[Items from a data source]
#####

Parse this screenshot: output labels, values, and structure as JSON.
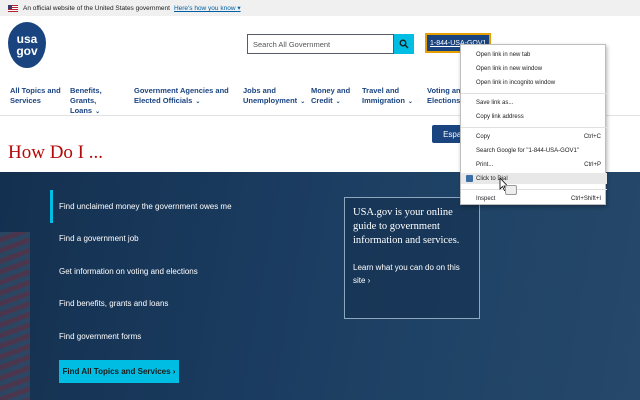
{
  "banner": {
    "text": "An official website of the United States government",
    "link": "Here's how you know",
    "chevron": "▾"
  },
  "header": {
    "logo_line1": "usa",
    "logo_line2": "gov",
    "search_placeholder": "Search All Government",
    "phone": "1-844-USA-GOV1"
  },
  "nav": {
    "items": [
      {
        "label": "All Topics and Services"
      },
      {
        "label": "Benefits, Grants, Loans"
      },
      {
        "label": "Government Agencies and Elected Officials"
      },
      {
        "label": "Jobs and Unemployment"
      },
      {
        "label": "Money and Credit"
      },
      {
        "label": "Travel and Immigration"
      },
      {
        "label": "Voting and Elections"
      }
    ]
  },
  "main": {
    "title": "How Do I ...",
    "espanol": "Español"
  },
  "hero": {
    "tasks": [
      "Find unclaimed money the government owes me",
      "Find a government job",
      "Get information on voting and elections",
      "Find benefits, grants and loans",
      "Find government forms"
    ],
    "cta": "Find All Topics and Services ›",
    "info_big": "USA.gov is your online guide to government information and services.",
    "info_small": "Learn what you can do on this site ›"
  },
  "context_menu": {
    "items": [
      {
        "label": "Open link in new tab",
        "shortcut": ""
      },
      {
        "label": "Open link in new window",
        "shortcut": ""
      },
      {
        "label": "Open link in incognito window",
        "shortcut": ""
      },
      {
        "label": "Save link as...",
        "shortcut": ""
      },
      {
        "label": "Copy link address",
        "shortcut": ""
      },
      {
        "label": "Copy",
        "shortcut": "Ctrl+C"
      },
      {
        "label": "Search Google for \"1-844-USA-GOV1\"",
        "shortcut": ""
      },
      {
        "label": "Print...",
        "shortcut": "Ctrl+P"
      },
      {
        "label": "Click to Dial",
        "shortcut": ""
      },
      {
        "label": "Inspect",
        "shortcut": "Ctrl+Shift+I"
      }
    ]
  },
  "colors": {
    "brand_blue": "#1a4480",
    "accent_cyan": "#00bde3",
    "title_red": "#b50909"
  }
}
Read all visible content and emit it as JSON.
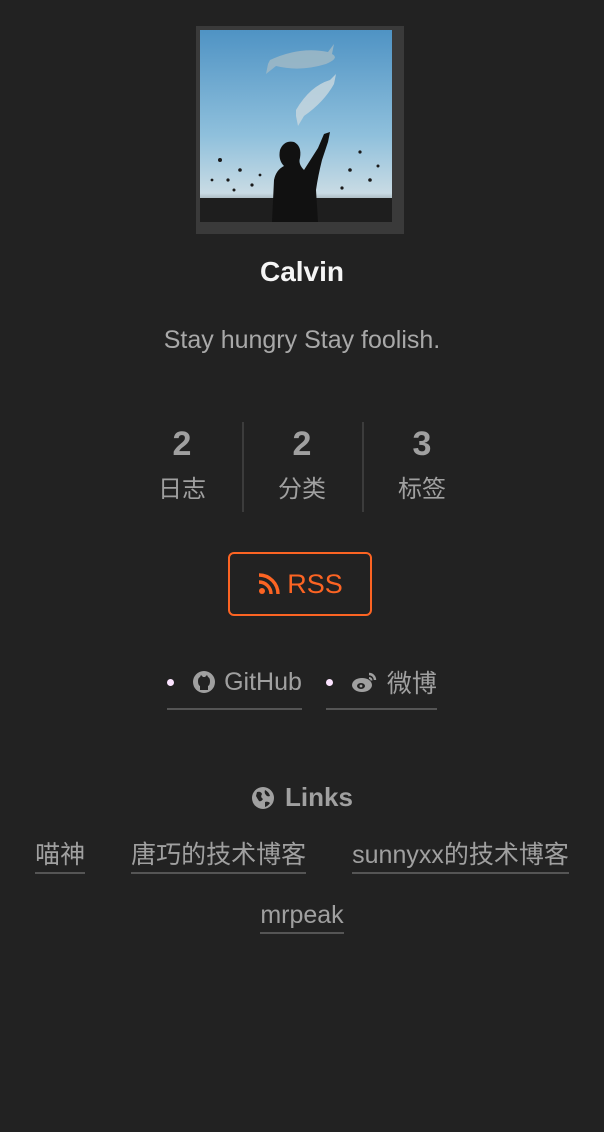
{
  "author": {
    "name": "Calvin",
    "description": "Stay hungry Stay foolish."
  },
  "stats": [
    {
      "count": "2",
      "label": "日志"
    },
    {
      "count": "2",
      "label": "分类"
    },
    {
      "count": "3",
      "label": "标签"
    }
  ],
  "rss": {
    "label": "RSS",
    "icon": "rss-icon",
    "color": "#fc6423"
  },
  "social": [
    {
      "label": "GitHub",
      "icon": "github-icon"
    },
    {
      "label": "微博",
      "icon": "weibo-icon"
    }
  ],
  "links": {
    "title": "Links",
    "icon": "globe-icon",
    "items": [
      "喵神",
      "唐巧的技术博客",
      "sunnyxx的技术博客",
      "mrpeak"
    ]
  },
  "colors": {
    "background": "#222222",
    "text": "#999999",
    "accent": "#fc6423"
  }
}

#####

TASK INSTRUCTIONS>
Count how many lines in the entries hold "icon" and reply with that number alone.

SOLUTION>
4